Things Good Southern Girls Don’t Mention in Mixed Company

Copyrighted by Lorna Tedder. Originally published in Third Degree of Contrast.

The house is looking massively bigger since I began my major overhaul of the front yard and started cutting down the roofer-damaged  shrubs. Hours of business and motivational podcasts playing, breezy sunshine in the

Attract Him Back

80’s in mid-January, and me with a chainsaw? Yeah. And Shannon unexpectedly getting in a few extra hours in the office for gas money. What could be better? Not having cramps  when  I’m  hauling  around  power  tools,  that’s what!

Yeah, I was one of those girls who got killer cramps from  Day  One.  About  the  only  reason  I  ever  missed school or church as a teenager. Just let me lie face down for a few hours with a heating pad  and  leave me alone and let me try to sleep through the worst of it. By  the time I was 14, I was in my family doctor’s office every three months  for a new  prescription  of painkiller  so I wouldn’t  miss school—and  given that my family didn’t believe in medical insurance, you had to be really hurting to go to the doctor. We settled on Motrin as one that alleviated the pain, but the side effects were worse than the cramps, so it was out.

At 15, I sat embarrassed  in Dr. Stewart’s office while he suggested to my mom that maybe I’d been reading too many Ladies Home Journals (hardly!) and maybe it was in my head. I got pissy about that. I’d never heard of cramps before they struck me down. He never again suggested it was in my head and I never again called him a dolt.

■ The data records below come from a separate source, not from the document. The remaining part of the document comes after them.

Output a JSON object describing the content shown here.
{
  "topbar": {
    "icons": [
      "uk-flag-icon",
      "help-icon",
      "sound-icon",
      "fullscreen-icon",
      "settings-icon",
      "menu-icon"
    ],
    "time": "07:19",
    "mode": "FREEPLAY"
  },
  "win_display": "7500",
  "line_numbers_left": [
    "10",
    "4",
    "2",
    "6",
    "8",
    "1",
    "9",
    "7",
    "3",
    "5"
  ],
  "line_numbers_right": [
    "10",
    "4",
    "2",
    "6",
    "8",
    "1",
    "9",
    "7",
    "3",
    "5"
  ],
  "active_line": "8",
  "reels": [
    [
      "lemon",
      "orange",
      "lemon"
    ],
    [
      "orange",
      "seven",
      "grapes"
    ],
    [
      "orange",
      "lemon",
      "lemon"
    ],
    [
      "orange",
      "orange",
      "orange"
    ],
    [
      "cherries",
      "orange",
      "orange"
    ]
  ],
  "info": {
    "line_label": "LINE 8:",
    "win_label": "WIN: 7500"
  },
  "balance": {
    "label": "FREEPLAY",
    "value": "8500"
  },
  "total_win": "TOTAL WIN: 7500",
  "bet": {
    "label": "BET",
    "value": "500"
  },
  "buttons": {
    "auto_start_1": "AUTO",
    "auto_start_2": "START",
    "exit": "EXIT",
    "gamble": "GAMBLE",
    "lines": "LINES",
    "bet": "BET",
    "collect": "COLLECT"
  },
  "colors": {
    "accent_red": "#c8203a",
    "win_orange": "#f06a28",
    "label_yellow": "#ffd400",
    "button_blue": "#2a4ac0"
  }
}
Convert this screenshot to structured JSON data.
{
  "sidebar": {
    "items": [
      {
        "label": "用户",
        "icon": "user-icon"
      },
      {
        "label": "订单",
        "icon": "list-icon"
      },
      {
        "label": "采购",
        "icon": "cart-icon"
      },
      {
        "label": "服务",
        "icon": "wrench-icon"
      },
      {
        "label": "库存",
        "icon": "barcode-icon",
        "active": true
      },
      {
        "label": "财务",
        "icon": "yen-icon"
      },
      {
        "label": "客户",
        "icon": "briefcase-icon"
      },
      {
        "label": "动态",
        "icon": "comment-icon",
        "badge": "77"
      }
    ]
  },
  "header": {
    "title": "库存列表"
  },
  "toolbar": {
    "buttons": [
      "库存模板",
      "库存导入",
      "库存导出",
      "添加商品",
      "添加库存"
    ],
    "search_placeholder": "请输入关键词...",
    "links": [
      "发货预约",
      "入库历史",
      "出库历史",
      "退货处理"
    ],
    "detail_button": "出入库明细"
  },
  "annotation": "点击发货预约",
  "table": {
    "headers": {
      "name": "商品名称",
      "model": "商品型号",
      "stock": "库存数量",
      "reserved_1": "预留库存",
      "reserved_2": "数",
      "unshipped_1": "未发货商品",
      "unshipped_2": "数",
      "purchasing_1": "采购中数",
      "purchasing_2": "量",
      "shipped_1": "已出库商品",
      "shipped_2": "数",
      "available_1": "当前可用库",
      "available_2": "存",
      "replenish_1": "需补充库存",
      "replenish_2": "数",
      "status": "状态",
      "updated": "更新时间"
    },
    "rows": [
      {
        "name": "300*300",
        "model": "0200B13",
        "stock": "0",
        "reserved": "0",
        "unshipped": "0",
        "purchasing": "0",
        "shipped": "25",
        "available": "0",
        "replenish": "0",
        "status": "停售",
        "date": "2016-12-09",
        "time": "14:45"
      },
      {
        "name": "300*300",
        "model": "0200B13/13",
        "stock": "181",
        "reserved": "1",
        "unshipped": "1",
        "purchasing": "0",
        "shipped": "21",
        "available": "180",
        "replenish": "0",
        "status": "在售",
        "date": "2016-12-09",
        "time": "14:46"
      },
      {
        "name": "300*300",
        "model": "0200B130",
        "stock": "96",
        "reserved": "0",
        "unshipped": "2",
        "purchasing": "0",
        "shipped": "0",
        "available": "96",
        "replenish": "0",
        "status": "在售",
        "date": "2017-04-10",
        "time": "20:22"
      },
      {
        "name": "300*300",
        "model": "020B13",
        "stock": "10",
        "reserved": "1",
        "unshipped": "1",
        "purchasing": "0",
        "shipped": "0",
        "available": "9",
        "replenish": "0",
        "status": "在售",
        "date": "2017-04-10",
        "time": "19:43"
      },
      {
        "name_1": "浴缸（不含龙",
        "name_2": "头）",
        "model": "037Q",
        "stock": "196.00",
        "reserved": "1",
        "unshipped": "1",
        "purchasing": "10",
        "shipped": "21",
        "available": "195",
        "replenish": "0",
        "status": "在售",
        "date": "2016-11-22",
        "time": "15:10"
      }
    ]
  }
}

Before I turned 16, we’d exhausted every painkiller he could think  of  to prescribe and still have me upright. I will never forget the look on my mother’s face when he suggested  that  after  I  had  a  baby,  the  cramps  would probably subside.  Yes,  suggesting  childbirth  as  remedy for cramps.

Fortunately  for  me—and  some  years  later—Nuprin hit  the  shelves  and  at  last  I’d  found  something  that worked—ibuprofen  that didn’t eat a hole in my stomach. And gone were the worries that I’d never be able to hold a job without taking off 3 days a month.

Dr. Stewart retired  and died before I could let him know that childbirth did not, in fact, eliminate or even reduce my  cramps. I was well into labor with both girls before my contractions hit the same pain threshold, and if I’d relied on the pain getting worse than cramps, I probably would have given birth in the car. The cramps were just as bad after I had kids, but at least I had better drugs!

Nowadays, if a female friend sees me pop an ibuprofen and the subject of cramps comes up, I get a strange look, then “Oh, cramps. I remember those.” I know very few women over 35 who haven’t had hysterectomies  and only a handful  over 40. I’ve been  tempted  myself,  but somehow I don’t want to mess around with my chakras unless they mess with me first, and major surgery on the second chakra just sounds like a bad idea, so I’m letting things just take their  course.  Besides,  I  always  thought things would just stop on their own, in accordance  with my family medical history

Early menopause  runs in my mom’s family. We have plenty of stories of women who had 3 to 5 kids, couldn’t get their husbands off them, and then suddenly, poof, no more monthly cycles, no  more babies, and then all the symptoms of menopause.  Which might not have been a bad thing in the early 20th century  for a woman at 23 with a house full of little ones and an unambitious mate. Other women in the family lost their cycles at 25 to 31. I always thought I’d take after my mom’s side of the family, but she never had cramps or short labors, and  it  looks like I inherited some different genes.

On my last visit to Dr. McKnight for a checkup, he ran through a list of menopausal symptoms and got No’s all the way down except for hot flashes and some insomnia, the latter of which was from too much caffeine. I explained that I had a couple of hot flashes but they’d mysteriously stopped when my ex moved out. Dr. McKnight paused and laughed, saying “That doesn’t speak well of us men, does it?”

So it’s  funny.                     I have  fewer  menopause  symptoms now  than  I  did  when  I  was  stressed  out  in  my  20’s. Whenever I’m around  women my age—there’s  a group of us writers who are all within 6 months of each other—  the talk centers on night sweats, libido loss, racing pulses, tear bursts. I have nothing new on the list and a lot less of any of the old. My friends talk of little else as they struggle to deal with the symptoms, and I’m feeling a little left out.

I’ve decided I’m not going to join them just yet.

Even if that means I have to keep the cramps for a while longer.